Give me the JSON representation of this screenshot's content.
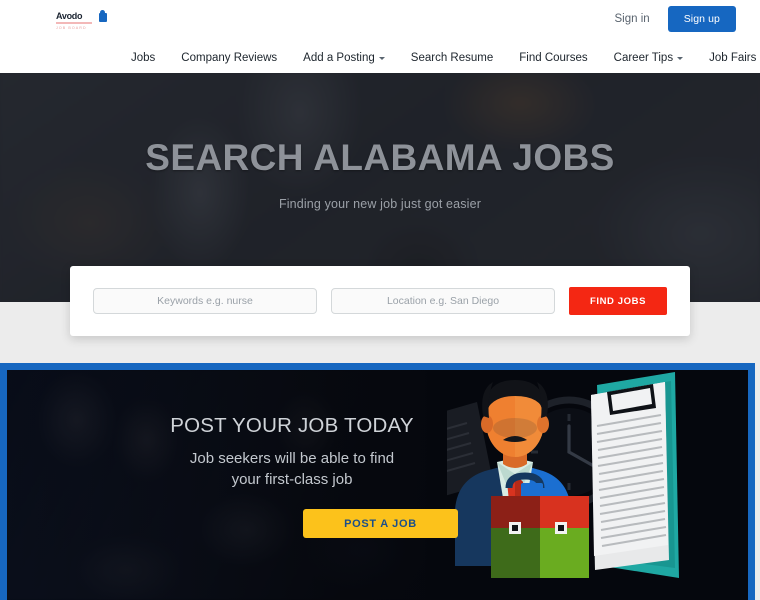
{
  "header": {
    "logo": {
      "word": "Avodo",
      "tagline": "JOB BOARD",
      "mark": "pin-icon"
    },
    "signin_label": "Sign in",
    "signup_label": "Sign up",
    "nav_items": [
      {
        "label": "Jobs",
        "has_caret": false
      },
      {
        "label": "Company Reviews",
        "has_caret": false
      },
      {
        "label": "Add a Posting",
        "has_caret": true
      },
      {
        "label": "Search Resume",
        "has_caret": false
      },
      {
        "label": "Find Courses",
        "has_caret": false
      },
      {
        "label": "Career Tips",
        "has_caret": true
      },
      {
        "label": "Job Fairs",
        "has_caret": false
      }
    ]
  },
  "hero": {
    "title": "SEARCH ALABAMA JOBS",
    "subtitle": "Finding your new job just got easier"
  },
  "search": {
    "keywords_placeholder": "Keywords e.g. nurse",
    "keywords_value": "",
    "location_placeholder": "Location e.g. San Diego",
    "location_value": "",
    "find_jobs_label": "FIND JOBS"
  },
  "banner": {
    "title": "POST YOUR JOB TODAY",
    "subtitle_line1": "Job seekers will be able to find",
    "subtitle_line2": "your first-class job",
    "cta_label": "POST A JOB"
  },
  "colors": {
    "brand_blue": "#1767c0",
    "signup_blue": "#1667c1",
    "find_jobs_red": "#f42713",
    "post_job_yellow": "#fcc21b",
    "post_job_text": "#1b4f8a",
    "hero_dark": "#2b2f38",
    "page_gray": "#ececec",
    "banner_dark": "#05070d"
  }
}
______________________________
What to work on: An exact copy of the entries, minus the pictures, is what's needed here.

Completed task:
Give me the JSON representation of this screenshot's content.
{
  "header": {
    "logo": {
      "word": "Avodo",
      "tagline": "JOB BOARD",
      "mark": "pin-icon"
    },
    "signin_label": "Sign in",
    "signup_label": "Sign up",
    "nav_items": [
      {
        "label": "Jobs",
        "has_caret": false
      },
      {
        "label": "Company Reviews",
        "has_caret": false
      },
      {
        "label": "Add a Posting",
        "has_caret": true
      },
      {
        "label": "Search Resume",
        "has_caret": false
      },
      {
        "label": "Find Courses",
        "has_caret": false
      },
      {
        "label": "Career Tips",
        "has_caret": true
      },
      {
        "label": "Job Fairs",
        "has_caret": false
      }
    ]
  },
  "hero": {
    "title": "SEARCH ALABAMA JOBS",
    "subtitle": "Finding your new job just got easier"
  },
  "search": {
    "keywords_placeholder": "Keywords e.g. nurse",
    "keywords_value": "",
    "location_placeholder": "Location e.g. San Diego",
    "location_value": "",
    "find_jobs_label": "FIND JOBS"
  },
  "banner": {
    "title": "POST YOUR JOB TODAY",
    "subtitle_line1": "Job seekers will be able to find",
    "subtitle_line2": "your first-class job",
    "cta_label": "POST A JOB"
  },
  "colors": {
    "brand_blue": "#1767c0",
    "signup_blue": "#1667c1",
    "find_jobs_red": "#f42713",
    "post_job_yellow": "#fcc21b",
    "post_job_text": "#1b4f8a",
    "hero_dark": "#2b2f38",
    "page_gray": "#ececec",
    "banner_dark": "#05070d"
  }
}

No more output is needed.